LOUISVILLE, Ky. — NIH guidelines call for introducing babies to peanut products at around age 6 months to reduce allergy risk, but most U.S. parents said they waited much longer to introduce peanuts to their child’s diet, according to a nationally representative survey.
Only about one in 20 caregiver responders said they introduced peanuts before age 6 months, with 44% stating that their children still had not had peanuts introduced to their diets by age 12 months, reported Ruchi Gupta, MD, MPH, of Northwestern University Feinberg School of Medicine in Chicago.
And among caregivers of high-risk babies with eczema, just 6% said they had introduced peanuts by age 6 months while 51.7% had done so by age 12 months, she said in a presentation at the American College of Allergy, Asthma & Immunology (ACAAI) annual meeting.
The survey results show that uptake of the early feeding recommendation from the National Institute for Allergy and Infectious Disease and ACAAI, remains low among caregivers and pediatricians, who may still be confused about when babies should be introduced to certain foods.
Gupta noted that allergists had a much greater knowledge of the latest recommendations calling for early feeding, but even they expressed some confusion and a desire for more training on how to best follow the guidelines. Her group reported similar results at the 2021 ACAAI meeting.
She noted that prior to the publication of the groundbreaking 2015 LEAP study, which showed early peanut introduction was tied with a >80% reduction in peanut allergies in high-risk children, parents of high-risk children were told to practice avoidance, and not introduce potentially allergic foods.
Recommendations for early feeding of high-risk infants soon followed publication of LEAP, and they have now been extended to all infants. A 2020 consensus guidelines from ACAAI and others extend the early feeding recommendation to include eggs, as well as peanuts. Specifically, the guidelines state that “To prevent peanut and/or egg allergy, both peanut and egg should be introduced around 6 months of life, but not before 4 months. Screening before introduction is not required, but may be preferred by some families. Other allergens should be introduced around this time as well. Upon introducing complementary foods, infants should be fed a diverse diet, because this may help foster prevention of food allergy.”
For the current study, 1,895 general practice pediatricians in the U.S. answered the survey. Around 28% said they always followed the guidelines when advising caregivers, while 64% said they used only parts of the guidelines in their recommendations.

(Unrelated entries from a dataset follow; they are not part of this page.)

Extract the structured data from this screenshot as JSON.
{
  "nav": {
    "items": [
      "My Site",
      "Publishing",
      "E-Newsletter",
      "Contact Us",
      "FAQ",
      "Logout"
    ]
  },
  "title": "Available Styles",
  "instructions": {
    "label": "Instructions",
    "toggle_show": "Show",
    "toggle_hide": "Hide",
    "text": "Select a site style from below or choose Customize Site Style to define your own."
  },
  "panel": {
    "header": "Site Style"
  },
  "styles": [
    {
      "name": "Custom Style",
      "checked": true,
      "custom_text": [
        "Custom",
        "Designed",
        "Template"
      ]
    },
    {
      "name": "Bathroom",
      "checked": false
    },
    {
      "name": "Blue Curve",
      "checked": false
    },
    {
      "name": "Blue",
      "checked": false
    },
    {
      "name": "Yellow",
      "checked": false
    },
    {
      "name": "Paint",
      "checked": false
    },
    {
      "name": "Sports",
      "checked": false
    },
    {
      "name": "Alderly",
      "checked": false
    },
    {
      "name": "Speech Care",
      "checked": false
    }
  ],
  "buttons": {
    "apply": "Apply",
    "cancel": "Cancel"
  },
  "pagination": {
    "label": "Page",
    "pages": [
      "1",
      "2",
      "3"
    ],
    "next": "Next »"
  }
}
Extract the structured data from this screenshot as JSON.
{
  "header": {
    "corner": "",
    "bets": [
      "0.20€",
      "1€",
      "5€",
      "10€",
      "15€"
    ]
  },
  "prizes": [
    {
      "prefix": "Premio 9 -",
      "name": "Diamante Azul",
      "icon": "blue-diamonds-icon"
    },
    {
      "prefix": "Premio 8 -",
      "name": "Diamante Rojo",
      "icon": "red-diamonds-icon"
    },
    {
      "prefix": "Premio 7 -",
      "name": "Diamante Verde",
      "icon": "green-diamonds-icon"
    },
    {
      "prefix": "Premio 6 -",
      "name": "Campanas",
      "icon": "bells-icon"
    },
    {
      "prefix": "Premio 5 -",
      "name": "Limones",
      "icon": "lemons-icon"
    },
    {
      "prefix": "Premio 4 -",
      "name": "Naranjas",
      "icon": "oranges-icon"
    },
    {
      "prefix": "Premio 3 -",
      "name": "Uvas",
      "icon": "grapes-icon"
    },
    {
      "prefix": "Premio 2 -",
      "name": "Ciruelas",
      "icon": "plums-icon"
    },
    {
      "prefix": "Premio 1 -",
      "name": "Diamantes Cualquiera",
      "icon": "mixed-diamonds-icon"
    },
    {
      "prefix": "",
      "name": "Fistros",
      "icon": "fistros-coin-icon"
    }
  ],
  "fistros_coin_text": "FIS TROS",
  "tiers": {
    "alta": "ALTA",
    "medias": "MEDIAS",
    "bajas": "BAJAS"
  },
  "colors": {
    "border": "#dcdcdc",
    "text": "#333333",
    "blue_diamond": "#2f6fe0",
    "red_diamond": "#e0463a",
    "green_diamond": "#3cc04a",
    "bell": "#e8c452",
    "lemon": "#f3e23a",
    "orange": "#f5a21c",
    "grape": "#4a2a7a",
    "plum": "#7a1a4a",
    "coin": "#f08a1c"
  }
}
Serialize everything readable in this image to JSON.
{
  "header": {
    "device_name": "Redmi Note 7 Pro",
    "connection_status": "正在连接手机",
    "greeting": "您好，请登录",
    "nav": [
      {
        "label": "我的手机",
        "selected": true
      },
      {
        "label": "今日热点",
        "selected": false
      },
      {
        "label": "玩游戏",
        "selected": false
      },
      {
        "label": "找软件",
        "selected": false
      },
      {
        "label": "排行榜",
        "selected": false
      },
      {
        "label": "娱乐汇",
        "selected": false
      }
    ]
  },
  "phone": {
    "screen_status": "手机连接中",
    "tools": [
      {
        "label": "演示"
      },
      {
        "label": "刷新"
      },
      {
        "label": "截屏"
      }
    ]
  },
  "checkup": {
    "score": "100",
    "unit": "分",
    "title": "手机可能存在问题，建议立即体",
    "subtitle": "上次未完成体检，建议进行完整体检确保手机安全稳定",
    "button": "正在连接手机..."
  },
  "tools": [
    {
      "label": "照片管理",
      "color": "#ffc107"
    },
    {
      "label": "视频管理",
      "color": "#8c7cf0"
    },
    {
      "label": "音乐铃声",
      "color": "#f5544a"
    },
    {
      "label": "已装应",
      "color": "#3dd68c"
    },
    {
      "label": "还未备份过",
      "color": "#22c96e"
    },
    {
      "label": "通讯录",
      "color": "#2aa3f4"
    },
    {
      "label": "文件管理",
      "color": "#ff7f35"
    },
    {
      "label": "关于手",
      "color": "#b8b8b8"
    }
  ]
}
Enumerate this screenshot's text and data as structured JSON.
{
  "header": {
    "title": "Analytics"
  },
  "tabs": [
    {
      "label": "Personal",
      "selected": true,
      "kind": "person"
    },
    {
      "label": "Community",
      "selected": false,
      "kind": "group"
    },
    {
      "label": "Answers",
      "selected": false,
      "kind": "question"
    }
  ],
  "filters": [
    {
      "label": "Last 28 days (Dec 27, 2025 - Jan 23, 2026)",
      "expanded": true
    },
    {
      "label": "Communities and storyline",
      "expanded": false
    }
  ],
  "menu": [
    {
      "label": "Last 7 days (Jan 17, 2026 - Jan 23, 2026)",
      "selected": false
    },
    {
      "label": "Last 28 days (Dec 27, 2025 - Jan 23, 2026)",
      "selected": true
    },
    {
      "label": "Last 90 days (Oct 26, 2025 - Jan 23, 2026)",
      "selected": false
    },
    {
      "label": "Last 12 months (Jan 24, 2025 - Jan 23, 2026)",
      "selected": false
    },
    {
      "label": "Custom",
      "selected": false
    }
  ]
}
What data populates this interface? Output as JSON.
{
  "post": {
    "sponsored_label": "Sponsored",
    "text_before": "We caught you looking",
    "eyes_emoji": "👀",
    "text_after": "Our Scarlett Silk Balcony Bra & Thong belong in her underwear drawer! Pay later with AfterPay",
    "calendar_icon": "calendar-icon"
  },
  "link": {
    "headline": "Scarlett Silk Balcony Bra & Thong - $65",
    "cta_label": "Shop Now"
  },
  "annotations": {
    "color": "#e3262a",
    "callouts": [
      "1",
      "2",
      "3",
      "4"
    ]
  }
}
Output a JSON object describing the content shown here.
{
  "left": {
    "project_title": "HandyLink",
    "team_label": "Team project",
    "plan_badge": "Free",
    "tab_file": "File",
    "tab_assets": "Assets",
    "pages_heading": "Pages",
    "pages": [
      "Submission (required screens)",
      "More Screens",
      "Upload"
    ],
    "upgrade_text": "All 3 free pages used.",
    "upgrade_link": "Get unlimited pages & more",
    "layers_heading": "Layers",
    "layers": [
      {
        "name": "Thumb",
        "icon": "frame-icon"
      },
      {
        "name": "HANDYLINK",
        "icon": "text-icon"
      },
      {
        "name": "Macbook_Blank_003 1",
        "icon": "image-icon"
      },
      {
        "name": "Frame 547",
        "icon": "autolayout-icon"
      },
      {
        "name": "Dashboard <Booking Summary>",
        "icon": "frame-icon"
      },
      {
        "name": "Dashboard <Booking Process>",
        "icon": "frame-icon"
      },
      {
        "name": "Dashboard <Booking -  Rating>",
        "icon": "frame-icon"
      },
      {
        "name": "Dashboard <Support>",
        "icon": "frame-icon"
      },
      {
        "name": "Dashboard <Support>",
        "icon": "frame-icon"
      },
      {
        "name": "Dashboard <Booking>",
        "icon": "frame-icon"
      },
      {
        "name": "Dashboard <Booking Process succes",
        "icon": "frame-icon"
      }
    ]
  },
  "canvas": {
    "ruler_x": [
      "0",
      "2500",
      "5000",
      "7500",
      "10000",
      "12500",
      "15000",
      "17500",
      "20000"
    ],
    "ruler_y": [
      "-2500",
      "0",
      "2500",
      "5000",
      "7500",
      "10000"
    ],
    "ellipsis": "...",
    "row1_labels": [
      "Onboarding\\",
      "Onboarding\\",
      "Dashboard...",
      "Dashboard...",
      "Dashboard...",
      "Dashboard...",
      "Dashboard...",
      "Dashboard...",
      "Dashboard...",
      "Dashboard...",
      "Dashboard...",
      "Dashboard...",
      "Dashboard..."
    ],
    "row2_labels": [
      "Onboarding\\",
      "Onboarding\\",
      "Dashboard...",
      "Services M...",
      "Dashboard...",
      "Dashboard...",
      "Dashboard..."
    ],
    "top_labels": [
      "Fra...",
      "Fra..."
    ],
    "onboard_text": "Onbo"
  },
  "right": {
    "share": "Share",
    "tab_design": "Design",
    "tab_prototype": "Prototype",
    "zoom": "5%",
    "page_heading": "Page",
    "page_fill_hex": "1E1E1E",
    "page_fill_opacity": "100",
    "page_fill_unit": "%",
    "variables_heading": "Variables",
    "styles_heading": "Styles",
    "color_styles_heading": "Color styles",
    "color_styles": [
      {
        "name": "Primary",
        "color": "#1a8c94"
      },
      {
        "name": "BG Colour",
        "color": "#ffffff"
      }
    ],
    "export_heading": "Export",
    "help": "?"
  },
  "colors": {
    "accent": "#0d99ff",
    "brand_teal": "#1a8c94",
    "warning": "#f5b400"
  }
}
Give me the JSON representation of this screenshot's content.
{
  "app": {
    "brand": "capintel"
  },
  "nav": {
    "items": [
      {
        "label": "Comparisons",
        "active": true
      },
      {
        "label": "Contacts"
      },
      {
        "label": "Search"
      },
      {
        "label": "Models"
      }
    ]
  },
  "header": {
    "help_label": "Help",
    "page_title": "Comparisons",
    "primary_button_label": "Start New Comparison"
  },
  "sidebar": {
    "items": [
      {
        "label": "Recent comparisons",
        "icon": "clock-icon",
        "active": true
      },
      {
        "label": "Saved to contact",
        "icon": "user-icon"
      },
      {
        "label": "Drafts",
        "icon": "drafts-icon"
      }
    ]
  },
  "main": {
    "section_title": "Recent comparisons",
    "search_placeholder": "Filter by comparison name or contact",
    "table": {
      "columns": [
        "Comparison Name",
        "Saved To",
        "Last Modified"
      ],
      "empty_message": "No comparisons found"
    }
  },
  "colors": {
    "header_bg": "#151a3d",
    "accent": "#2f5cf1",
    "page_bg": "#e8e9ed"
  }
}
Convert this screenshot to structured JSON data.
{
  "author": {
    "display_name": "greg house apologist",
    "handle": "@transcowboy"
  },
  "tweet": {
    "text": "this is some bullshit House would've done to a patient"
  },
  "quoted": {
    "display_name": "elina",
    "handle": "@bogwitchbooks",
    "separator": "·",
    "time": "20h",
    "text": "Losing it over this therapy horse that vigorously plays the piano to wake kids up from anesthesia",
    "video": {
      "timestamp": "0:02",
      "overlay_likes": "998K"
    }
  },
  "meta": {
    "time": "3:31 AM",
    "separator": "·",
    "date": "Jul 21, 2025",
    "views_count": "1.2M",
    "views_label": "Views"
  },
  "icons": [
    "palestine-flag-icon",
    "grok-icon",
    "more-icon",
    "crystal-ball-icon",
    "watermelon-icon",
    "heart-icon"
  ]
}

In terms of barriers, parental concerns about early feeding of potentially allergic foods was the main obstacle to early infant feeding, cited by 36% of the responding pediatricians. A third cited lack of understanding about how to best implement the guidelines, while a third cited lack of clinic time. One in four pediatricians cited the newness of the 2020 guidelines as a barrier. Just over two-thirds (68%) said they needed more training to best implement the guidelines.
Gupta reported that lack of time was the “number one thing pediatricians mentioned” as a barrier. She added that, in her own clinic, advising parents has been a challenge because of the time it takes to educate them about early feeding, and how to best introduce potentially allergic foods to their infants’ diets.
“We have to tell them how much to give, how often, and what [allergic reactions] to look for, and that conversation takes time,” she said. Gupta noted that the optimal time to have the conversation is at the 4- or 6-month well-child visit, but that can be difficult.
“There are a hundred things that need to be talked about — [infant] development, feeding, sleeping. There is a lot going on at these visits,” she said.
Gupta said a persistent misperception about food introduction among parents and pediatricians is that caregivers should introduce new foods separately, with a 3-5 day-interval before introducing the next new food. But that practice decreases the amount of food diversity during the important 4- to 6-month food introduction period, potentially increasing the risk for developing food allergies.
She also noted that almost half of the pediatricians surveyed said they were still recommending that exclusively breast-fed babies delay food feedings until age 6 months. Many said they still recommend waiting longer to introduce peanut, or other potentially allergic foods, to high-risk infants than to infants with average risk.
Gupta stressed that that is “the opposite of what they should be telling parents. [Babies] with risk factors for food allergies should be starting these foods earlier and getting more of these foods in their diets, but we are actually doing the opposite.”
Gupta disclosed relationships with Aimmune Therapeutics, UnitedHealth Group, Before Brands, DBV Technologies, Genentech, Pfizer, Stanford University, Kaleo, the Food Allergy Research & Education, and the Allergy & Asthma Network.